## EXERCISE DESCRIPTION
All of the records shown below need to be copied with no differences.

## RECORD SET
═══

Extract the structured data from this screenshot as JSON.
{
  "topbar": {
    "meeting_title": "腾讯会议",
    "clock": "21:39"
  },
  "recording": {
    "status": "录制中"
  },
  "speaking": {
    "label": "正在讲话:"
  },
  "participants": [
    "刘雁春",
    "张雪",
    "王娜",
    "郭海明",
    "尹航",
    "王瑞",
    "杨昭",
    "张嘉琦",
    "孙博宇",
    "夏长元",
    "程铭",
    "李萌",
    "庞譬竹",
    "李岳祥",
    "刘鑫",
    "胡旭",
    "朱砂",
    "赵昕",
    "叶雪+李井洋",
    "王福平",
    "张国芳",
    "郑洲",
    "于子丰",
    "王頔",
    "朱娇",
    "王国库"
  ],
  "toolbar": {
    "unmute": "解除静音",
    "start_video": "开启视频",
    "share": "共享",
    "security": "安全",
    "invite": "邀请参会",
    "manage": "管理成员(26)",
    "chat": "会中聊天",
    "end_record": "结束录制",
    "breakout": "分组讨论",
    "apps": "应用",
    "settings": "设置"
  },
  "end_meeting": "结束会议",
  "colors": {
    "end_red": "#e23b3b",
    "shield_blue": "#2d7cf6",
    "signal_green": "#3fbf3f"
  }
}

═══

## RESPONSE
Extract the structured data from this screenshot as JSON.
{
  "topbar": {
    "meeting_title": "腾讯会议",
    "clock": "21:39"
  },
  "recording": {
    "status": "录制中"
  },
  "speaking": {
    "label": "正在讲话:"
  },
  "participants": [
    "刘雁春",
    "张雪",
    "王娜",
    "郭海明",
    "尹航",
    "王瑞",
    "杨昭",
    "张嘉琦",
    "孙博宇",
    "夏长元",
    "程铭",
    "李萌",
    "庞譬竹",
    "李岳祥",
    "刘鑫",
    "胡旭",
    "朱砂",
    "赵昕",
    "叶雪+李井洋",
    "王福平",
    "张国芳",
    "郑洲",
    "于子丰",
    "王頔",
    "朱娇",
    "王国库"
  ],
  "toolbar": {
    "unmute": "解除静音",
    "start_video": "开启视频",
    "share": "共享",
    "security": "安全",
    "invite": "邀请参会",
    "manage": "管理成员(26)",
    "chat": "会中聊天",
    "end_record": "结束录制",
    "breakout": "分组讨论",
    "apps": "应用",
    "settings": "设置"
  },
  "end_meeting": "结束会议",
  "colors": {
    "end_red": "#e23b3b",
    "shield_blue": "#2d7cf6",
    "signal_green": "#3fbf3f"
  }
}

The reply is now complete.